● **Exercise directions**:
Of the lines below, report only those that contain "name".

● **Information given**:

────────────────────

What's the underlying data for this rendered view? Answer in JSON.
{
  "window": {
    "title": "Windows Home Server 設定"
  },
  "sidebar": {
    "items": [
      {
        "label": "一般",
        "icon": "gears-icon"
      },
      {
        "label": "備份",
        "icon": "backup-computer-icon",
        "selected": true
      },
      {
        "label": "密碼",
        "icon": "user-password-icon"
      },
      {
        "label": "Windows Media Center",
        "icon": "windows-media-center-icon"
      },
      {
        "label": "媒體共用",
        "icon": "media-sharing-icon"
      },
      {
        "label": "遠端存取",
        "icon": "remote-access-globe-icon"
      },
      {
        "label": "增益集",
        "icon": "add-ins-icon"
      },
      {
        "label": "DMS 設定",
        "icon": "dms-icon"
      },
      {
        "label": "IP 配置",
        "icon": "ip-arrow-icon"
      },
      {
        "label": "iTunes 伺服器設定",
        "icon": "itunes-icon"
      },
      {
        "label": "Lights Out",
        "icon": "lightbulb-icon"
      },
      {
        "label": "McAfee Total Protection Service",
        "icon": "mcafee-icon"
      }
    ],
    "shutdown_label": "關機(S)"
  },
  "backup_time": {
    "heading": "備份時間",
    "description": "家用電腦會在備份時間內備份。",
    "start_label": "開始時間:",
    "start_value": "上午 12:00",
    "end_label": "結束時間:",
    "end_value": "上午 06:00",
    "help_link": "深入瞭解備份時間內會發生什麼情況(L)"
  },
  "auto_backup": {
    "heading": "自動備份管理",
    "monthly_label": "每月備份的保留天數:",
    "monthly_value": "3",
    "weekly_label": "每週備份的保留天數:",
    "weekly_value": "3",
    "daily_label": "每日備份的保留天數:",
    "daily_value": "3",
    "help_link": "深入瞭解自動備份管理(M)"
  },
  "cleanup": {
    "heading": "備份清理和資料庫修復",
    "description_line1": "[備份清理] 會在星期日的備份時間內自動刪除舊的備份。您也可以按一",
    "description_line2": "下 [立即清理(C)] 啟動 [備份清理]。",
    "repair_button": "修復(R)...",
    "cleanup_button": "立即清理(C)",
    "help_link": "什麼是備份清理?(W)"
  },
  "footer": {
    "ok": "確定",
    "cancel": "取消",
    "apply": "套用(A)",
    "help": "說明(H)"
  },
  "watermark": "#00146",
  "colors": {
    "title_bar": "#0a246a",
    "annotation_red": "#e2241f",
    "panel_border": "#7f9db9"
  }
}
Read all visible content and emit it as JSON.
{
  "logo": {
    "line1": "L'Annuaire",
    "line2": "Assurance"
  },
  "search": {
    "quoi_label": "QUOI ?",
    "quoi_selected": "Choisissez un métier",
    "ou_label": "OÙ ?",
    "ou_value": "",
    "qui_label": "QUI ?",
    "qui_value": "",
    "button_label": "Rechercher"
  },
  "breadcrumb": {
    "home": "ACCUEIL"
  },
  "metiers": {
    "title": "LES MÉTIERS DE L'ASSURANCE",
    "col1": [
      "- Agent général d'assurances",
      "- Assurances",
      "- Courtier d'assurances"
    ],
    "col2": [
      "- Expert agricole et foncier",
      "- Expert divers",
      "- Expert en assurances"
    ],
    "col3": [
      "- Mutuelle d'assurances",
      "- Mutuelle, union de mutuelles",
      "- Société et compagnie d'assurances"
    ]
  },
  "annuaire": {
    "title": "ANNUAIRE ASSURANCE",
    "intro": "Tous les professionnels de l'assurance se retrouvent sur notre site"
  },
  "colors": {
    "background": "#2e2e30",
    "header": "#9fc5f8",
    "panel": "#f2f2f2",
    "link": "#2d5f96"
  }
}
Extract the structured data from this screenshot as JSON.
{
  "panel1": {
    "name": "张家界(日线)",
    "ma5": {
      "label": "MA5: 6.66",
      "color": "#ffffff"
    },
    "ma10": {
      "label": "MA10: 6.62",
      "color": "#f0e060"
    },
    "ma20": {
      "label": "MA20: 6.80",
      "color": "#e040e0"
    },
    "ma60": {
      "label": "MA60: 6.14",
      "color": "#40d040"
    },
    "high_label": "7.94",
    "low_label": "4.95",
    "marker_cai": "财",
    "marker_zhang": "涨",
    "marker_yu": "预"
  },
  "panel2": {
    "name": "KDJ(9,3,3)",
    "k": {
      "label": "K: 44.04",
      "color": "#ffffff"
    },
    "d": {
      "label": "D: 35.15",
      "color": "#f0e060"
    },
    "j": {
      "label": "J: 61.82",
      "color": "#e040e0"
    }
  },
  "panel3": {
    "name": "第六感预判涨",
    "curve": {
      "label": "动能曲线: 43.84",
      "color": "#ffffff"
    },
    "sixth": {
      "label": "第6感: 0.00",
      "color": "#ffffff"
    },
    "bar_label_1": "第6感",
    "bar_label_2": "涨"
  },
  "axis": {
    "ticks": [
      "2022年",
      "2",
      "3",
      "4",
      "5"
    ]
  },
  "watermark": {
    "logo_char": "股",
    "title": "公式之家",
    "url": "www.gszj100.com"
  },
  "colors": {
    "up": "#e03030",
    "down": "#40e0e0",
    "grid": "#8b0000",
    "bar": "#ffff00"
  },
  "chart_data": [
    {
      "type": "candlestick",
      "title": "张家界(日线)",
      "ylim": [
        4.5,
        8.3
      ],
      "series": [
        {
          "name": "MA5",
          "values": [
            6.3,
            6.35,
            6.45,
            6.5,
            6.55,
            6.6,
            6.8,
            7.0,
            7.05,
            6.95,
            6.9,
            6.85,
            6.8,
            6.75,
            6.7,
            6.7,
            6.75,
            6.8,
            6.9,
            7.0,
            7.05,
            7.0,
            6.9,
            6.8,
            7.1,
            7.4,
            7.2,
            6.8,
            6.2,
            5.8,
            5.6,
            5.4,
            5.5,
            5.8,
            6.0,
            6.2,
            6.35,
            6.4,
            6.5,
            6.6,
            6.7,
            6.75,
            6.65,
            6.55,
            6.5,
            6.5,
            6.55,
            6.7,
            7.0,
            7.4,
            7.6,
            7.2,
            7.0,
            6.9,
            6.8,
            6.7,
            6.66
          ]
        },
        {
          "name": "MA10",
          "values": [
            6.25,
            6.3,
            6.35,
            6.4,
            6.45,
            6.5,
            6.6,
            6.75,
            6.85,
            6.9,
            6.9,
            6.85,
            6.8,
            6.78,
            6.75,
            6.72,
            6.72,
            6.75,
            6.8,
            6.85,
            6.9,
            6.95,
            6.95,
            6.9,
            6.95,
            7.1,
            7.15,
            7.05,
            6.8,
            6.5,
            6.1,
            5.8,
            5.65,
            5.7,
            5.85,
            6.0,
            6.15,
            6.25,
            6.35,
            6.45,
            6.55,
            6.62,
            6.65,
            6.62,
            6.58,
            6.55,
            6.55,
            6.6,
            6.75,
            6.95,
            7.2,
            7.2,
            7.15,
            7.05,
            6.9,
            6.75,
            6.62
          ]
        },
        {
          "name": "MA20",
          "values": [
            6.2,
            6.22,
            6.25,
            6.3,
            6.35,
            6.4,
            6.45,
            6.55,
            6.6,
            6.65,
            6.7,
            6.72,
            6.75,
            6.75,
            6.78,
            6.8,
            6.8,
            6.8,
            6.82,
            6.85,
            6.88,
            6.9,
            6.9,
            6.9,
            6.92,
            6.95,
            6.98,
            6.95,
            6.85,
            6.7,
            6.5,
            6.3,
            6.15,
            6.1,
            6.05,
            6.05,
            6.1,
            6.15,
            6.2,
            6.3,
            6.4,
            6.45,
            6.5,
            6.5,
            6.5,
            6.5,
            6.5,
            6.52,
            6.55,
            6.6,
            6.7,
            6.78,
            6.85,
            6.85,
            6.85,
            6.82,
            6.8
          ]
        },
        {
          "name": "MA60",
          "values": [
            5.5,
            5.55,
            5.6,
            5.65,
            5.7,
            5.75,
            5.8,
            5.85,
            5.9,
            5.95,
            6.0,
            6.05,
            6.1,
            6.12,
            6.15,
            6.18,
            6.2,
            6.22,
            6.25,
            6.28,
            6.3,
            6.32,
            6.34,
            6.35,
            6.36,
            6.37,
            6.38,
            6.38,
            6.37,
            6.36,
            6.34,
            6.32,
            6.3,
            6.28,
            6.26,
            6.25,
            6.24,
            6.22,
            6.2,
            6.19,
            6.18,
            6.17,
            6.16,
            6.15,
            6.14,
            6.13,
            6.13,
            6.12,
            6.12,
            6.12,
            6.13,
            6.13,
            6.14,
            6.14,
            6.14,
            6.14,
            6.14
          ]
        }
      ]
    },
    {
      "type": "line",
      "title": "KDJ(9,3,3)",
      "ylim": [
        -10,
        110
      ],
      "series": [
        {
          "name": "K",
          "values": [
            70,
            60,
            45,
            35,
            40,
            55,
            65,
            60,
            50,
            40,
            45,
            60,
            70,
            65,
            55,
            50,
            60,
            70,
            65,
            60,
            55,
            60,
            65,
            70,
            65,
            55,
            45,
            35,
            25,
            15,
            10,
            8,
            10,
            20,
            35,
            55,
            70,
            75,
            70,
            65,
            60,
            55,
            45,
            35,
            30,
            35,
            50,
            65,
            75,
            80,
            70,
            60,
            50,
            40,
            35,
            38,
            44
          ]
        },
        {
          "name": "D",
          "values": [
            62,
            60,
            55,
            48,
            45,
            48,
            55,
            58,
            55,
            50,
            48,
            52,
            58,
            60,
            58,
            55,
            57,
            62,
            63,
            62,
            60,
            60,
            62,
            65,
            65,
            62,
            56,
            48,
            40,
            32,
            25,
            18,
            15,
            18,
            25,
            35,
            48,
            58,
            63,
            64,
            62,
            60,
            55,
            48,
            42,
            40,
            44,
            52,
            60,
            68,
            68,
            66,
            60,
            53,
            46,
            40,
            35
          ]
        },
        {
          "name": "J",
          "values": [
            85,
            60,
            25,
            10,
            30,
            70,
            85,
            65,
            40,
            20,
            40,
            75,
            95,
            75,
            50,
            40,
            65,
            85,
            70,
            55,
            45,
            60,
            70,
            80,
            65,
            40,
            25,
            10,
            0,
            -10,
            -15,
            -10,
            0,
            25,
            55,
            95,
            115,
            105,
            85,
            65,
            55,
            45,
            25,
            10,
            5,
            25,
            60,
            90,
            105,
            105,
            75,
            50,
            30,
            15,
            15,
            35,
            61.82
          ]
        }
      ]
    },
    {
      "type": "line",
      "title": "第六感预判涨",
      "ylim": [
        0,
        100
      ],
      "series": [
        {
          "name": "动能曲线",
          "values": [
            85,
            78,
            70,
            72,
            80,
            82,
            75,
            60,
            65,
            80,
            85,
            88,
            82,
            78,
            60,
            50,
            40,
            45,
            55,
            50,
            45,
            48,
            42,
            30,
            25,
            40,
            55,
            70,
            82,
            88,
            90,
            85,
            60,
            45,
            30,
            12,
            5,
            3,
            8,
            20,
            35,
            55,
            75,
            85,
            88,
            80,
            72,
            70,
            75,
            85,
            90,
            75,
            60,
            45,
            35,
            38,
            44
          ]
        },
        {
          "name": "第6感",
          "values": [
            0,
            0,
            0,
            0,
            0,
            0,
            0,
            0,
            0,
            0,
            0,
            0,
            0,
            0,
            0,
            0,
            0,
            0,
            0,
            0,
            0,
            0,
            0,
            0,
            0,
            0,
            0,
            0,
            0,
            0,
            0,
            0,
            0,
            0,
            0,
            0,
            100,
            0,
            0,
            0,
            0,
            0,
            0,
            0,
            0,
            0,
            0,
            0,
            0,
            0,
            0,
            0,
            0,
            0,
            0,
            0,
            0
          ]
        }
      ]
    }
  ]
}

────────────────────

● **Written answer**:
    "name": "张家界(日线)",
    "name": "KDJ(9,3,3)",
    "name": "第六感预判涨",
          "name": "MA5",
          "name": "MA10",
          "name": "MA20",
          "name": "MA60",
          "name": "K",
          "name": "D",
          "name": "J",
          "name": "动能曲线",
          "name": "第6感",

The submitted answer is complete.